- PROBLEM TO SOLVE
Copy each record exactly and skip its pictures.
=====
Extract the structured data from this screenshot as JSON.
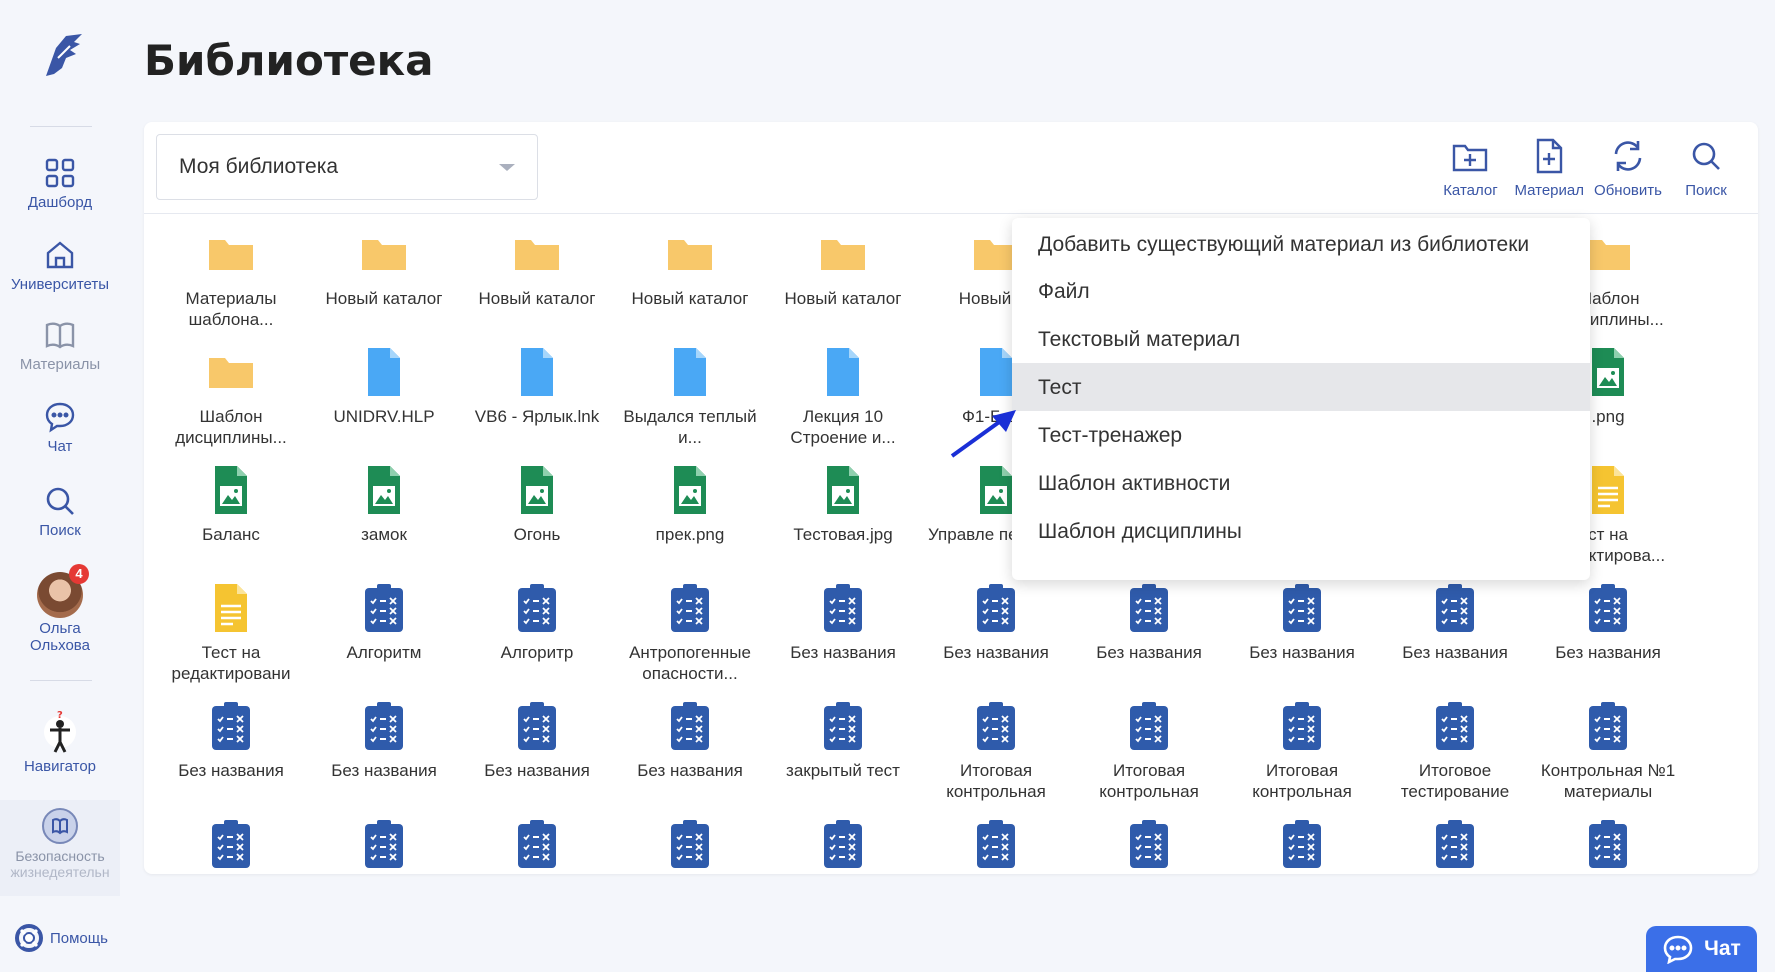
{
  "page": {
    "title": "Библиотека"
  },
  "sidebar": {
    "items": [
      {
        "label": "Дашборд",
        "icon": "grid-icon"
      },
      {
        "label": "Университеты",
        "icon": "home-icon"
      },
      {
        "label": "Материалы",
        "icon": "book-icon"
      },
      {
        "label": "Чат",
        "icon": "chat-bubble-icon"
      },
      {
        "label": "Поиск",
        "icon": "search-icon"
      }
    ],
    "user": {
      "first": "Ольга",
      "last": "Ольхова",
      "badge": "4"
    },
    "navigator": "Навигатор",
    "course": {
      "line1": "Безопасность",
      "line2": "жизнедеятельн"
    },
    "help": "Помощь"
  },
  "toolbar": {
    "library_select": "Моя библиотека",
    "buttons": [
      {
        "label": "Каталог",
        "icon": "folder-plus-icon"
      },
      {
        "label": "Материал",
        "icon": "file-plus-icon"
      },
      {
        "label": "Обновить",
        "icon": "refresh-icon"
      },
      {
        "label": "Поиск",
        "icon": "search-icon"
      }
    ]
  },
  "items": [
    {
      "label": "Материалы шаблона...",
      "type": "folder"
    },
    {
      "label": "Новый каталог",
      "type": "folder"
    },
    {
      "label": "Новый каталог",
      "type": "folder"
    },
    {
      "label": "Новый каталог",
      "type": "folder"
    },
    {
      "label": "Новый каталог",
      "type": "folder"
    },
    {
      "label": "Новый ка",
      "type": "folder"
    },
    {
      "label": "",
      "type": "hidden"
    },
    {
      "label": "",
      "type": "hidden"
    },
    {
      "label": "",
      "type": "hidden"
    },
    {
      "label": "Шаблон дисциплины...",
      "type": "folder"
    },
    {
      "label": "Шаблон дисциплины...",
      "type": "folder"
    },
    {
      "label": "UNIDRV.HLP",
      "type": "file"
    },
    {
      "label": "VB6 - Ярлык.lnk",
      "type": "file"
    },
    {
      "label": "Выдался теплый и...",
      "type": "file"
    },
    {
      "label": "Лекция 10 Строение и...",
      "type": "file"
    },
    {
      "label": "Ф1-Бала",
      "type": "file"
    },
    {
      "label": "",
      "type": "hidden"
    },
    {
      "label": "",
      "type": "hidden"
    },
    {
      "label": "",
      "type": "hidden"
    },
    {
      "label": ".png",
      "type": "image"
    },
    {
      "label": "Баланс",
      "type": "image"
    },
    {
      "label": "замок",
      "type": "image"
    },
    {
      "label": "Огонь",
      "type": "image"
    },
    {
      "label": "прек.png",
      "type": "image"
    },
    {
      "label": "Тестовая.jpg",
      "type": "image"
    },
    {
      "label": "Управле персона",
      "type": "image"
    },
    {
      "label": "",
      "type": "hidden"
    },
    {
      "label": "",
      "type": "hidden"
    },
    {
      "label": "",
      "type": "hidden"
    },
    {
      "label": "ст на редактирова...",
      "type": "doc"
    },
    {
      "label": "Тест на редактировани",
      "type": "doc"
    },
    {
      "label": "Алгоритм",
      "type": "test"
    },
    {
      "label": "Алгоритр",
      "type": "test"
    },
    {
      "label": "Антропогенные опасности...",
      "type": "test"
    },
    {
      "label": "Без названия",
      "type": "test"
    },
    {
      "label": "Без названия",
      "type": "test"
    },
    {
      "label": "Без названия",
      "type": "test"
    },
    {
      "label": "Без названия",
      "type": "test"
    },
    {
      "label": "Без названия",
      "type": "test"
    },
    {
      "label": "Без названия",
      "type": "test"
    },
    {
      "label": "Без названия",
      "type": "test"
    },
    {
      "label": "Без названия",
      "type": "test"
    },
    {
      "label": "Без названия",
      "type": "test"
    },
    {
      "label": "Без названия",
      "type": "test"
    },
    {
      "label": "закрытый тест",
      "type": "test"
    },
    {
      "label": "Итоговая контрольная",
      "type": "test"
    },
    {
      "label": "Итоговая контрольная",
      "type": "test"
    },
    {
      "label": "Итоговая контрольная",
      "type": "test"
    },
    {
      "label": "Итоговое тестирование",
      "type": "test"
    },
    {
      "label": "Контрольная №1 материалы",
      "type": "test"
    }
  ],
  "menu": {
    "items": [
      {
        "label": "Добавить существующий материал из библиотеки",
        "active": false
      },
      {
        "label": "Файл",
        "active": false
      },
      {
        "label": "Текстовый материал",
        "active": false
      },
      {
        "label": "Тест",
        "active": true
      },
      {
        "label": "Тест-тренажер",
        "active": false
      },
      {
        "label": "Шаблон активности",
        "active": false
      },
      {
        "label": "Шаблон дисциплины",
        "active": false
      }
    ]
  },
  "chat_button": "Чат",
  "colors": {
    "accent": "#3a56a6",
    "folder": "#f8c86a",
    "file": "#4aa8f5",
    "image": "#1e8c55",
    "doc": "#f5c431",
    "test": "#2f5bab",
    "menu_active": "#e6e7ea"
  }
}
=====
- WORKED SOLUTION
Extract the structured data from this screenshot as JSON.
{
  "page": {
    "title": "Библиотека"
  },
  "sidebar": {
    "items": [
      {
        "label": "Дашборд",
        "icon": "grid-icon"
      },
      {
        "label": "Университеты",
        "icon": "home-icon"
      },
      {
        "label": "Материалы",
        "icon": "book-icon"
      },
      {
        "label": "Чат",
        "icon": "chat-bubble-icon"
      },
      {
        "label": "Поиск",
        "icon": "search-icon"
      }
    ],
    "user": {
      "first": "Ольга",
      "last": "Ольхова",
      "badge": "4"
    },
    "navigator": "Навигатор",
    "course": {
      "line1": "Безопасность",
      "line2": "жизнедеятельн"
    },
    "help": "Помощь"
  },
  "toolbar": {
    "library_select": "Моя библиотека",
    "buttons": [
      {
        "label": "Каталог",
        "icon": "folder-plus-icon"
      },
      {
        "label": "Материал",
        "icon": "file-plus-icon"
      },
      {
        "label": "Обновить",
        "icon": "refresh-icon"
      },
      {
        "label": "Поиск",
        "icon": "search-icon"
      }
    ]
  },
  "items": [
    {
      "label": "Материалы шаблона...",
      "type": "folder"
    },
    {
      "label": "Новый каталог",
      "type": "folder"
    },
    {
      "label": "Новый каталог",
      "type": "folder"
    },
    {
      "label": "Новый каталог",
      "type": "folder"
    },
    {
      "label": "Новый каталог",
      "type": "folder"
    },
    {
      "label": "Новый ка",
      "type": "folder"
    },
    {
      "label": "",
      "type": "hidden"
    },
    {
      "label": "",
      "type": "hidden"
    },
    {
      "label": "",
      "type": "hidden"
    },
    {
      "label": "Шаблон дисциплины...",
      "type": "folder"
    },
    {
      "label": "Шаблон дисциплины...",
      "type": "folder"
    },
    {
      "label": "UNIDRV.HLP",
      "type": "file"
    },
    {
      "label": "VB6 - Ярлык.lnk",
      "type": "file"
    },
    {
      "label": "Выдался теплый и...",
      "type": "file"
    },
    {
      "label": "Лекция 10 Строение и...",
      "type": "file"
    },
    {
      "label": "Ф1-Бала",
      "type": "file"
    },
    {
      "label": "",
      "type": "hidden"
    },
    {
      "label": "",
      "type": "hidden"
    },
    {
      "label": "",
      "type": "hidden"
    },
    {
      "label": ".png",
      "type": "image"
    },
    {
      "label": "Баланс",
      "type": "image"
    },
    {
      "label": "замок",
      "type": "image"
    },
    {
      "label": "Огонь",
      "type": "image"
    },
    {
      "label": "прек.png",
      "type": "image"
    },
    {
      "label": "Тестовая.jpg",
      "type": "image"
    },
    {
      "label": "Управле персона",
      "type": "image"
    },
    {
      "label": "",
      "type": "hidden"
    },
    {
      "label": "",
      "type": "hidden"
    },
    {
      "label": "",
      "type": "hidden"
    },
    {
      "label": "ст на редактирова...",
      "type": "doc"
    },
    {
      "label": "Тест на редактировани",
      "type": "doc"
    },
    {
      "label": "Алгоритм",
      "type": "test"
    },
    {
      "label": "Алгоритр",
      "type": "test"
    },
    {
      "label": "Антропогенные опасности...",
      "type": "test"
    },
    {
      "label": "Без названия",
      "type": "test"
    },
    {
      "label": "Без названия",
      "type": "test"
    },
    {
      "label": "Без названия",
      "type": "test"
    },
    {
      "label": "Без названия",
      "type": "test"
    },
    {
      "label": "Без названия",
      "type": "test"
    },
    {
      "label": "Без названия",
      "type": "test"
    },
    {
      "label": "Без названия",
      "type": "test"
    },
    {
      "label": "Без названия",
      "type": "test"
    },
    {
      "label": "Без названия",
      "type": "test"
    },
    {
      "label": "Без названия",
      "type": "test"
    },
    {
      "label": "закрытый тест",
      "type": "test"
    },
    {
      "label": "Итоговая контрольная",
      "type": "test"
    },
    {
      "label": "Итоговая контрольная",
      "type": "test"
    },
    {
      "label": "Итоговая контрольная",
      "type": "test"
    },
    {
      "label": "Итоговое тестирование",
      "type": "test"
    },
    {
      "label": "Контрольная №1 материалы",
      "type": "test"
    }
  ],
  "menu": {
    "items": [
      {
        "label": "Добавить существующий материал из библиотеки",
        "active": false
      },
      {
        "label": "Файл",
        "active": false
      },
      {
        "label": "Текстовый материал",
        "active": false
      },
      {
        "label": "Тест",
        "active": true
      },
      {
        "label": "Тест-тренажер",
        "active": false
      },
      {
        "label": "Шаблон активности",
        "active": false
      },
      {
        "label": "Шаблон дисциплины",
        "active": false
      }
    ]
  },
  "chat_button": "Чат",
  "colors": {
    "accent": "#3a56a6",
    "folder": "#f8c86a",
    "file": "#4aa8f5",
    "image": "#1e8c55",
    "doc": "#f5c431",
    "test": "#2f5bab",
    "menu_active": "#e6e7ea"
  }
}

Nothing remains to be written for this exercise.